Post by lkaufman »

duncan wrote:
lkaufman wrote:
The 710 figure was based on the handicap giver being Komodo with 45 minutes + 15", whatever that rating might be. But this was Komodo on 2 threads. For Komodo on 23 threads, the rating and therefore the handicap value would be higher than 710.
but to work out the likely result of komodo playing gm 2500 do you not need to know the handicap rating for the 2500 gm. as just because it is a huge handicap for the computer, it may not be such a big handicap for the weaker gm.?
No; the point of Kai's methodology is that it simulates the 2500 GM by trying to determine how Komodo with less than a minute per game would do with the handicap.

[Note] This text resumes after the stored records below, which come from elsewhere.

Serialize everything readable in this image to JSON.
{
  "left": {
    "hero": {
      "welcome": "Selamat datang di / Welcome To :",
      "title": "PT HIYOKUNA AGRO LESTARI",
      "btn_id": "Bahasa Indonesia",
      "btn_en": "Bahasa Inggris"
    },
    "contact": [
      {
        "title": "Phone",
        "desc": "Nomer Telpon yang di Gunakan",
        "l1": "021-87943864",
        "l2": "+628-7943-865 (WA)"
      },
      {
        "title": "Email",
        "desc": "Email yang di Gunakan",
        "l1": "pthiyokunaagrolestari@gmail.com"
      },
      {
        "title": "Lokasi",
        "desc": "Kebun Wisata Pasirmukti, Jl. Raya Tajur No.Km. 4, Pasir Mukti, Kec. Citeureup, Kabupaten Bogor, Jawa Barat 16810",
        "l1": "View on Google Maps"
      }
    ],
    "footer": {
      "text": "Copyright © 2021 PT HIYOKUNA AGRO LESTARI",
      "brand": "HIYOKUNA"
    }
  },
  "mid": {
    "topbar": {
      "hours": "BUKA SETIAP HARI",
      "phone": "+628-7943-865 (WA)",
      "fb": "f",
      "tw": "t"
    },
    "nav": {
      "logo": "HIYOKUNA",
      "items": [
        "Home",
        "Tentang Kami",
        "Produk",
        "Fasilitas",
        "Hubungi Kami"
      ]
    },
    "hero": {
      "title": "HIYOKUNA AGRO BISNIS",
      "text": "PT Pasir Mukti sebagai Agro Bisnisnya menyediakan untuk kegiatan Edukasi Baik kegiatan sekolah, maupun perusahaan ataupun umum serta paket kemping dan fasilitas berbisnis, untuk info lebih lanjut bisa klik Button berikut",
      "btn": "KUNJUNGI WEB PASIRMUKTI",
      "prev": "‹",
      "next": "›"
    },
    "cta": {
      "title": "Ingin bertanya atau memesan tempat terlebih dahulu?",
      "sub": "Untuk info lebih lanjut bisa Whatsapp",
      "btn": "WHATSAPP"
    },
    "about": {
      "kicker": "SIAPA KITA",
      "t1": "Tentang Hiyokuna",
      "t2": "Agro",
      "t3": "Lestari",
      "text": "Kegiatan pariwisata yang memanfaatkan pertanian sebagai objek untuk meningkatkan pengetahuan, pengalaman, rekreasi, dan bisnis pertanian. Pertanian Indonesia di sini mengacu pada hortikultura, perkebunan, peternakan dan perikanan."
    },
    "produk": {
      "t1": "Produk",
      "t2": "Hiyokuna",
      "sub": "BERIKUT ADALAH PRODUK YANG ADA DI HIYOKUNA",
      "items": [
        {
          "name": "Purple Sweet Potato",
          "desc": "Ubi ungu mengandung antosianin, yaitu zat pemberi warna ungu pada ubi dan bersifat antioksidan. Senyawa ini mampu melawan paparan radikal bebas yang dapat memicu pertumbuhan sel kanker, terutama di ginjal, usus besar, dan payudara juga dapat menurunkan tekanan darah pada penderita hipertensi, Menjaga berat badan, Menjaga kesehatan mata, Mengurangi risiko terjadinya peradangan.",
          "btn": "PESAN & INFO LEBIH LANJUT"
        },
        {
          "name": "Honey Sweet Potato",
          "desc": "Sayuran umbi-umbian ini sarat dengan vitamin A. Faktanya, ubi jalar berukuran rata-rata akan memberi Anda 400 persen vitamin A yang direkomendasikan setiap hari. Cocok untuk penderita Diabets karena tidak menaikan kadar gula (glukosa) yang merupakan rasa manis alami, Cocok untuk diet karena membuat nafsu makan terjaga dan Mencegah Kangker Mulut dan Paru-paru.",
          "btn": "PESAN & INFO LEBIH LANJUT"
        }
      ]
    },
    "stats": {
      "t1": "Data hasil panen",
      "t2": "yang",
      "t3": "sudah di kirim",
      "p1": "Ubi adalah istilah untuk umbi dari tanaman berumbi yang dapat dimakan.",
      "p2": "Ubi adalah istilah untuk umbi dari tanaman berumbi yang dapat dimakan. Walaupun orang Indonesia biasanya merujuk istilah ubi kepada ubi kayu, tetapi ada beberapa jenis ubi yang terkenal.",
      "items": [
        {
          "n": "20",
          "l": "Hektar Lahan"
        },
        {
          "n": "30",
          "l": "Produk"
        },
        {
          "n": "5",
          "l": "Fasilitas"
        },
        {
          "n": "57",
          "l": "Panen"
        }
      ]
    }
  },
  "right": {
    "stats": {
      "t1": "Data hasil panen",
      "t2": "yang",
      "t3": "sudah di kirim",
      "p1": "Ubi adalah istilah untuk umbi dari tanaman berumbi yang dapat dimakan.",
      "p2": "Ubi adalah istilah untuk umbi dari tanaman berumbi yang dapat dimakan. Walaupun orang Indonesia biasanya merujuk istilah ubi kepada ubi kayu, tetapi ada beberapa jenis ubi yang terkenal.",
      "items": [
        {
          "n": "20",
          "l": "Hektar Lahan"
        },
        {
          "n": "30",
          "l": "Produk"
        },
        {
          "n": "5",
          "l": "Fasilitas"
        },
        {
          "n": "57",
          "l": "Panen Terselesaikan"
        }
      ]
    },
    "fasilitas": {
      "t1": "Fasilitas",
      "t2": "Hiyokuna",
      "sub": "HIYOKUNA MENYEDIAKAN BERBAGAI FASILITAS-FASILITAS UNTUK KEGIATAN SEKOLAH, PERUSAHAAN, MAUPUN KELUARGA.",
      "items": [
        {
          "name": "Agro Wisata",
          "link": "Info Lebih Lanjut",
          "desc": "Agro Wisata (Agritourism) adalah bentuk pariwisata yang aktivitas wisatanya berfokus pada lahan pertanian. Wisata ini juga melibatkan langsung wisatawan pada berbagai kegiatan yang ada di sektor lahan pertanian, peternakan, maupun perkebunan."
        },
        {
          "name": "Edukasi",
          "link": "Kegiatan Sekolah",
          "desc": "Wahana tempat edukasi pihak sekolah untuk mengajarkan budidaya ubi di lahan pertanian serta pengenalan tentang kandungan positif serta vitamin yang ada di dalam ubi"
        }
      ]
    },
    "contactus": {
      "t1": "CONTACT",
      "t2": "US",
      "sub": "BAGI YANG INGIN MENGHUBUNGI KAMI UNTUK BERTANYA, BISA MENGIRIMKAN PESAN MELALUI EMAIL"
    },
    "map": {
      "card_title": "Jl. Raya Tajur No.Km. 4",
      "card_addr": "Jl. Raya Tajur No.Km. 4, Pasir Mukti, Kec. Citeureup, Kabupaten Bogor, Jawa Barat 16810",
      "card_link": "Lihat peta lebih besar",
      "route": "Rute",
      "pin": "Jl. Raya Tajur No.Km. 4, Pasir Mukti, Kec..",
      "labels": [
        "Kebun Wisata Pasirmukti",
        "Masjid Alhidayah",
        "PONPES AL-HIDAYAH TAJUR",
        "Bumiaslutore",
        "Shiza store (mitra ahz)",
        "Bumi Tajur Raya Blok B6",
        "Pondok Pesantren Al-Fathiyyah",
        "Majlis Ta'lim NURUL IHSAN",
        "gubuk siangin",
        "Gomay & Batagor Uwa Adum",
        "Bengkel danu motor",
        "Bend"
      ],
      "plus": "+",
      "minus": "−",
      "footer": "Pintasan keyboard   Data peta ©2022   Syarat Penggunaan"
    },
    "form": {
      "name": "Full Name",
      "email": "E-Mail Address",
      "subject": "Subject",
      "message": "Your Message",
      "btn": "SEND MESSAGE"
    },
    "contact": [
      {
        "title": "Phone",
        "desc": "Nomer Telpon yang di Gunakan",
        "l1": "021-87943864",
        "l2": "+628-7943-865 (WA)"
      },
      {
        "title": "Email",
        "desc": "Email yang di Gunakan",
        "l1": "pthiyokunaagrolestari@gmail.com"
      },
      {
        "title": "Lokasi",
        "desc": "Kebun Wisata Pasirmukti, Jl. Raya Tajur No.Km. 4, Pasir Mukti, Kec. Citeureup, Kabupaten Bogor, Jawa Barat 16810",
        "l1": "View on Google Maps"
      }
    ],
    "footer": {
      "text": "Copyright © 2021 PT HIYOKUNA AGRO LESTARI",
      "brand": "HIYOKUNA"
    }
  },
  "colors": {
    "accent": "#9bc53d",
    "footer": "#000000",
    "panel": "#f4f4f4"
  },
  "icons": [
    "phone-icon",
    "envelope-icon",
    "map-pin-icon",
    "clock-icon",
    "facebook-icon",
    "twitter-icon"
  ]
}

So a 50% score on two threads against any human would mean (if you accept his methodology) that Komodo on two threads would rate 710 above that human, since the human would have performed the same as Komodo with less than a minute per game.
Komodo rules!